The theoretical focus of this project is on exploring the diversity of experiences of the Soviet in the post-Soviet periphery, and on complicating an overly politicized understanding of the Soviet. These aims will be met through our choice of participants from different parts of post-Soviet space, and our choice of methods, which will allow a fine-grained exploration of everyday life: ethnography, oral history, document and archival analysis, visual anthropology, and the analysis of pedagogy in higher education today. Scholars involved in this project will meet twice per year (two weeks in summer and up to five days in early spring) for sharing of theory knowledge as well as for discussing of their activities. During intersession time participants will work on individual research and curriculum development projects that will contribute to the state of knowledge about the Soviet in everyday life throughout the former Soviet Union and across the supposed historical divide of 1991. The activities of the project will be directed to producing a special issue of a journal and a reader (for which we will seek additional funding) in both Russian and English that can be used in different disciplines and in different countries.
Provisions for participants:
Costs related to the ReSET project, including travel expenses, accommodation, meals and reading materials will be covered by the ReSET by means of a grant from the Open Society Institute’s Higher Education Support Program. With the OSI grant, we are able to support full costs of participation only in the case of participants from the target region. However, participation may be possible for a small number of “non-regional” participants with support from other sources (especially if you can find your own support for transportation to the contact sessions).
All applications and accompanying documents must be sent in electronic format. The application itself is a MS Word file that we will send you upon request (write to: firstname.lastname@example.org)
Applications to be sent to: soviet.reset(at)gmail.com
- Stage one: By the 22 March deadline, applicants should send a completed application form along with a CV, a personal statement, a writing sample, a syllabus, a letter of support and a description of English and Russian ability (see the application for more details).
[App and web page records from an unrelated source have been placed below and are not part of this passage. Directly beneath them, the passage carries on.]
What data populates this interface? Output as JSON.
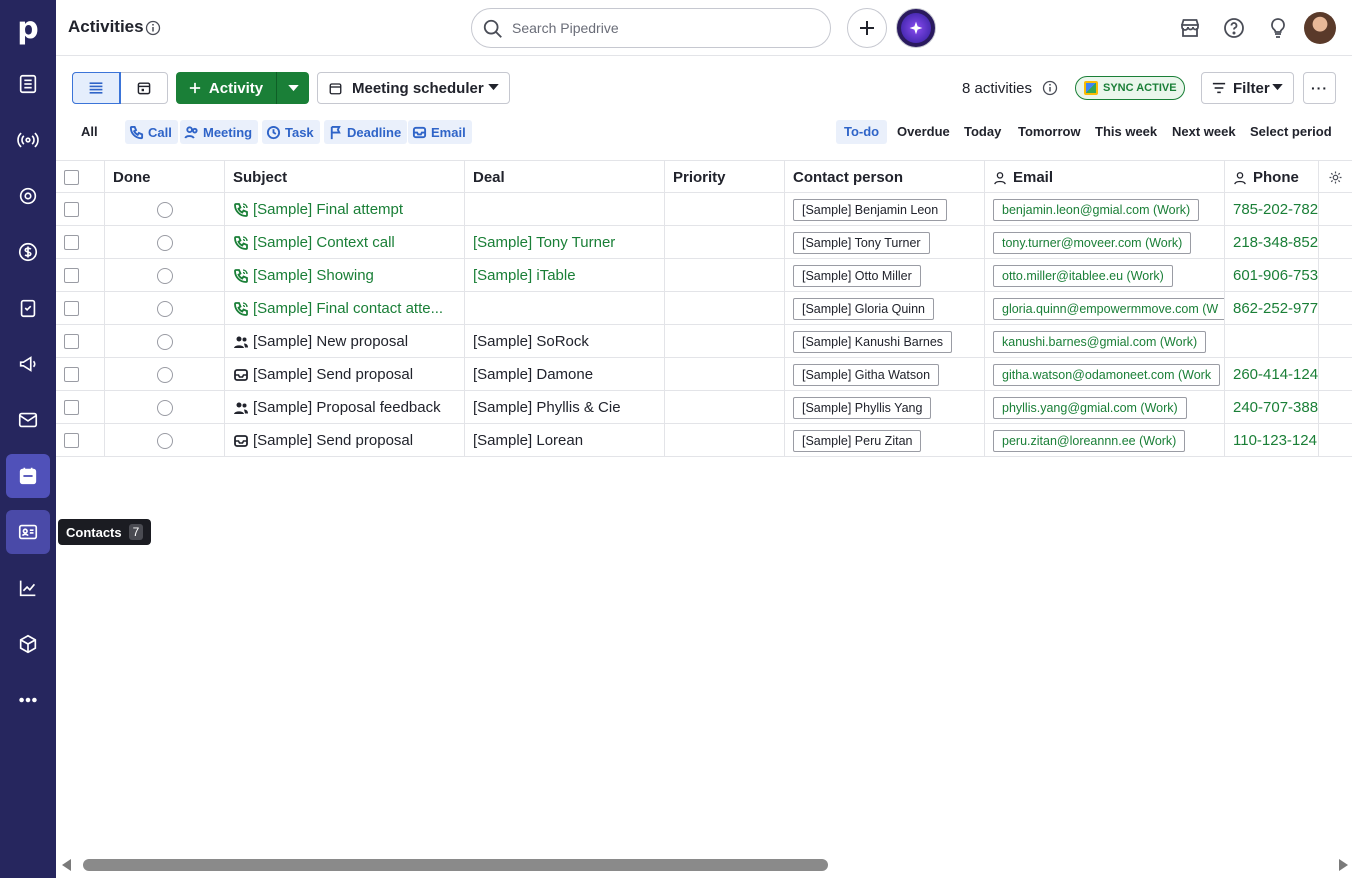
{
  "app": {
    "logo_letter": "p"
  },
  "sidebar": {
    "tooltip": {
      "label": "Contacts",
      "shortcut": "7"
    }
  },
  "header": {
    "title": "Activities",
    "search_placeholder": "Search Pipedrive"
  },
  "toolbar": {
    "activity_label": "Activity",
    "scheduler_label": "Meeting scheduler",
    "count_text": "8 activities",
    "sync_label": "SYNC ACTIVE",
    "filter_label": "Filter",
    "more_label": "···"
  },
  "type_filters": {
    "all": "All",
    "types": [
      "Call",
      "Meeting",
      "Task",
      "Deadline",
      "Email"
    ]
  },
  "periods": [
    "To-do",
    "Overdue",
    "Today",
    "Tomorrow",
    "This week",
    "Next week",
    "Select period"
  ],
  "table": {
    "headers": [
      "Done",
      "Subject",
      "Deal",
      "Priority",
      "Contact person",
      "Email",
      "Phone"
    ],
    "rows": [
      {
        "type": "call",
        "subject": "[Sample] Final attempt",
        "deal": "",
        "contact": "[Sample] Benjamin Leon",
        "email": "benjamin.leon@gmial.com (Work)",
        "phone": "785-202-782"
      },
      {
        "type": "call",
        "subject": "[Sample] Context call",
        "deal": "[Sample] Tony Turner",
        "contact": "[Sample] Tony Turner",
        "email": "tony.turner@moveer.com (Work)",
        "phone": "218-348-852"
      },
      {
        "type": "call",
        "subject": "[Sample] Showing",
        "deal": "[Sample] iTable",
        "contact": "[Sample] Otto Miller",
        "email": "otto.miller@itablee.eu (Work)",
        "phone": "601-906-753"
      },
      {
        "type": "call",
        "subject": "[Sample] Final contact atte...",
        "deal": "",
        "contact": "[Sample] Gloria Quinn",
        "email": "gloria.quinn@empowermmove.com (W",
        "phone": "862-252-977"
      },
      {
        "type": "meeting",
        "subject": "[Sample] New proposal",
        "deal": "[Sample] SoRock",
        "contact": "[Sample] Kanushi Barnes",
        "email": "kanushi.barnes@gmial.com (Work)",
        "phone": ""
      },
      {
        "type": "email",
        "subject": "[Sample] Send proposal",
        "deal": "[Sample] Damone",
        "contact": "[Sample] Githa Watson",
        "email": "githa.watson@odamoneet.com (Work",
        "phone": "260-414-124"
      },
      {
        "type": "meeting",
        "subject": "[Sample] Proposal feedback",
        "deal": "[Sample] Phyllis & Cie",
        "contact": "[Sample] Phyllis Yang",
        "email": "phyllis.yang@gmial.com (Work)",
        "phone": "240-707-388"
      },
      {
        "type": "email",
        "subject": "[Sample] Send proposal",
        "deal": "[Sample] Lorean",
        "contact": "[Sample] Peru Zitan",
        "email": "peru.zitan@loreannn.ee (Work)",
        "phone": "110-123-124"
      }
    ]
  },
  "colors": {
    "sidebar": "#26265e",
    "active_nav": "#5051b9",
    "accent_green": "#1a7f37",
    "link_blue": "#2f64c8"
  }
}
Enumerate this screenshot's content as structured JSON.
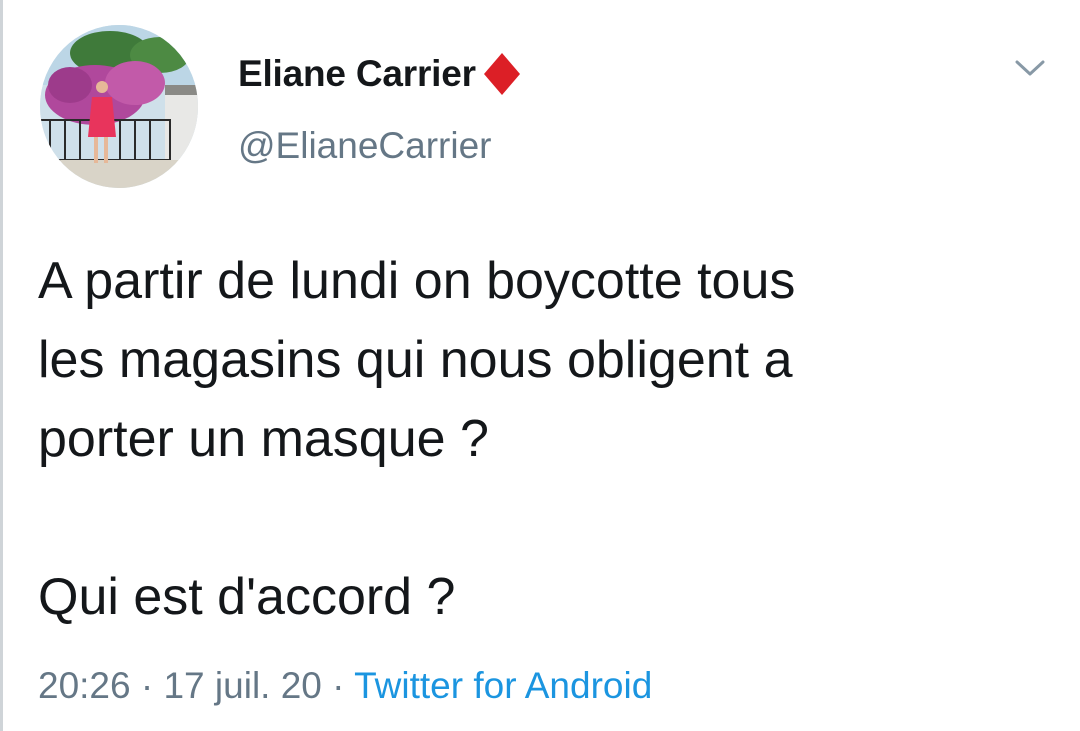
{
  "author": {
    "display_name": "Eliane Carrier",
    "handle": "@ElianeCarrier",
    "name_badge_icon": "red-diamond-icon",
    "badge_color": "#dc1f26"
  },
  "menu": {
    "caret_icon": "chevron-down-icon"
  },
  "tweet": {
    "lines": [
      "A partir de lundi on boycotte tous",
      "les magasins qui nous obligent a",
      "porter un masque ?",
      "",
      "Qui est d'accord ?"
    ]
  },
  "meta": {
    "time": "20:26",
    "separator": " · ",
    "date": "17 juil. 20",
    "source": "Twitter for Android"
  },
  "colors": {
    "text_primary": "#14171a",
    "text_secondary": "#657786",
    "link": "#1b95e0"
  }
}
- Stage two: Those applicants who pass through the initial screening will be interviewed by telephone by one of the core faculty members in order to assess their English and Russian ability. The final decision on participant selection will be made by 1 May 2010.
Project years: 2010-2013
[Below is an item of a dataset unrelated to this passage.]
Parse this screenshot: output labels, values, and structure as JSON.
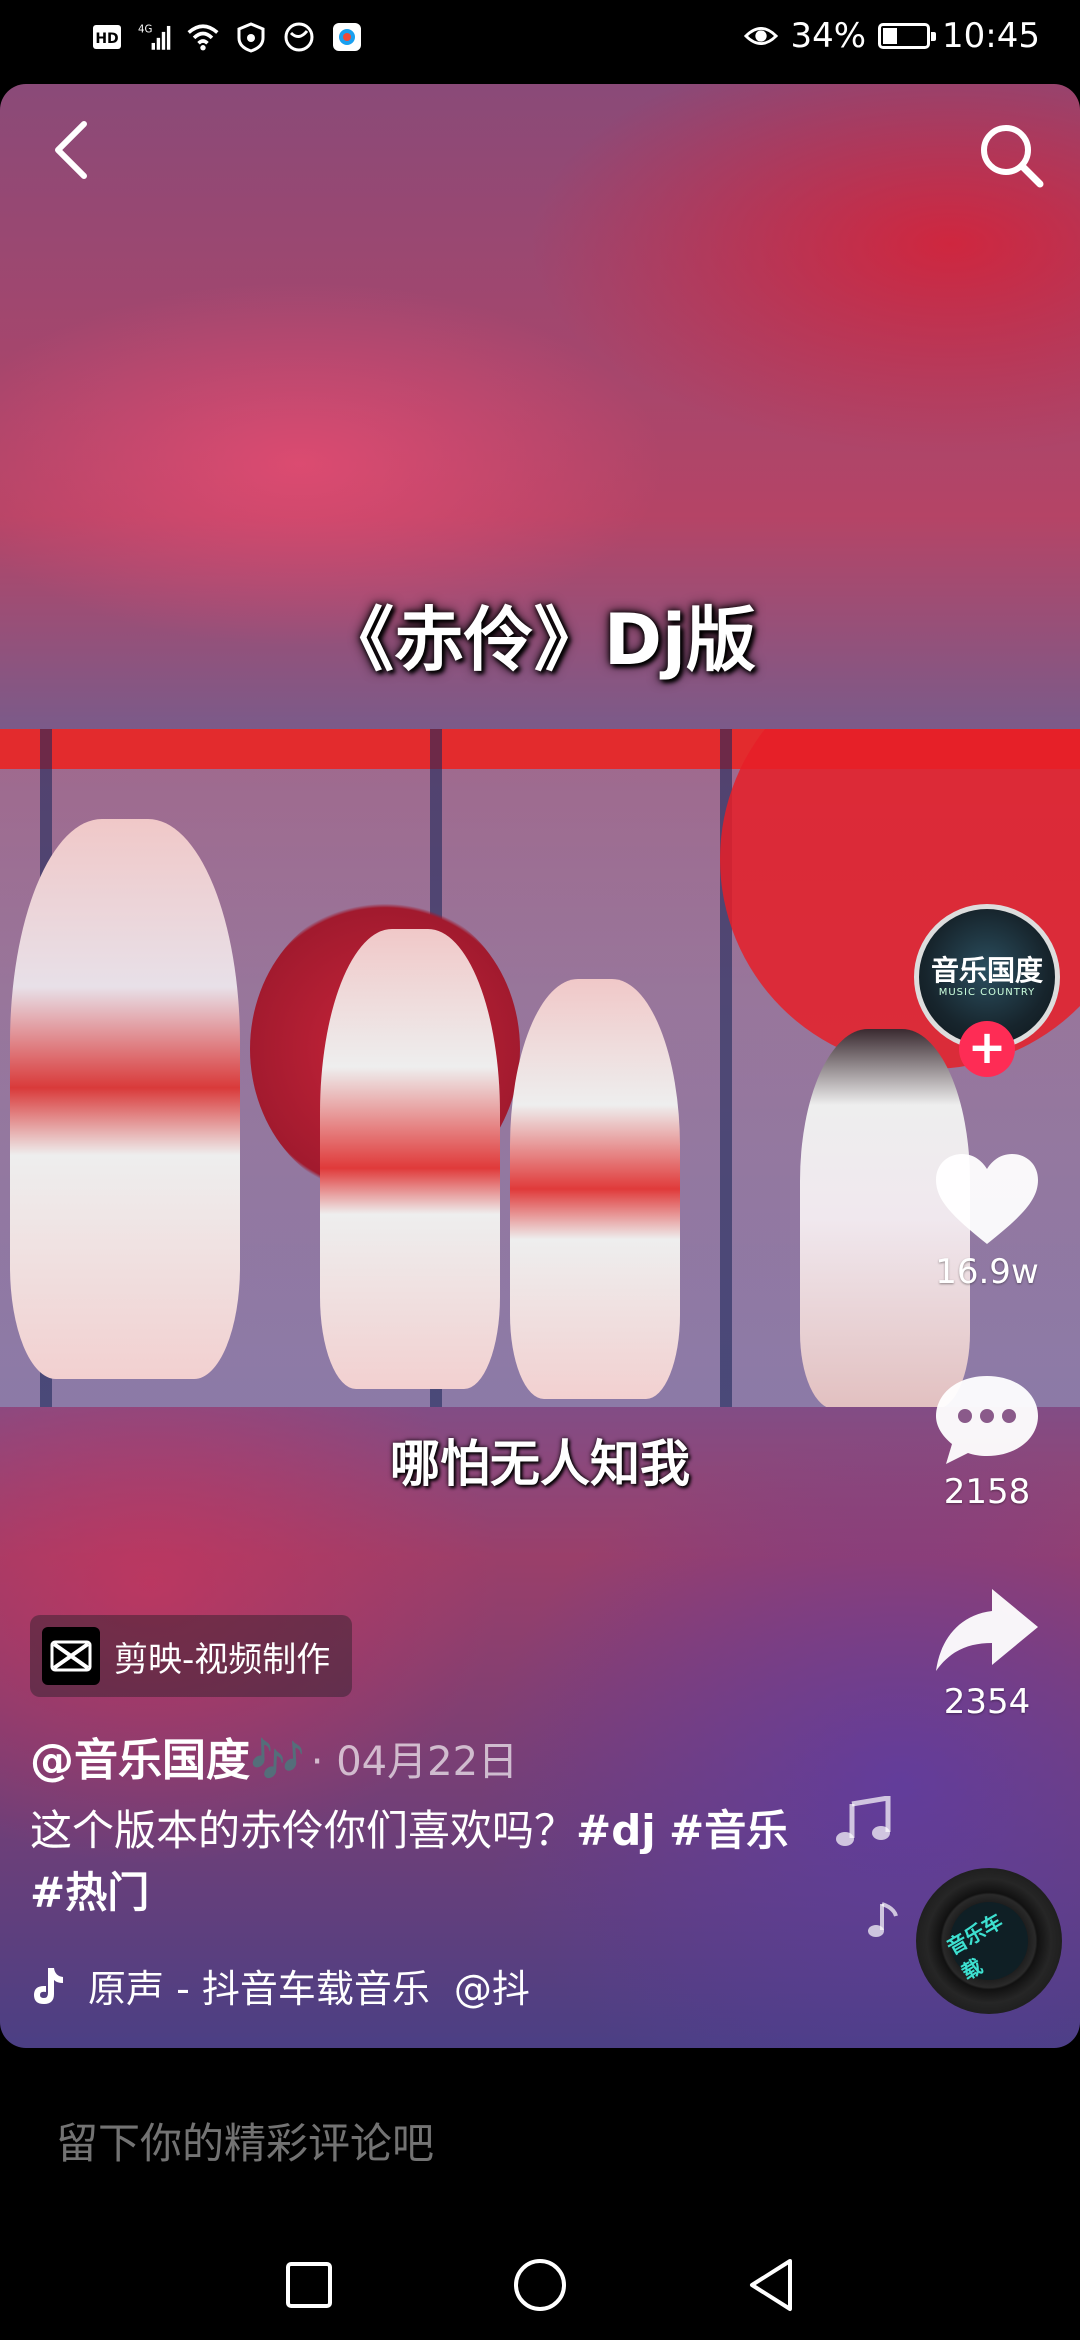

Host institution: Aigine Cultural Research Center, Bishkek, Kyrgyzstan (www.aigine.kg)
Working languages: English and Russian (proficiency in both required)
- Laura Adams, Lecturer on Sociology, Harvard University
- Gulnara Aitpaeva, Director, Aigine Cultural Research Center
- Laura Adams, Lecturer, Harvard University
- Gulnara Aitpaeva, Director, Aigine Cultural Research Center
- Serguei Oushakine, Assistant Professor, Princeton University
- John Schoeberlein, Lecturer, Harvard University
- Galina Orlova, Rostov State University
- Anvarbek Mokeev, Kyrgyz-Turkish Manas University
- Tsypylma Darieva, Humboldt University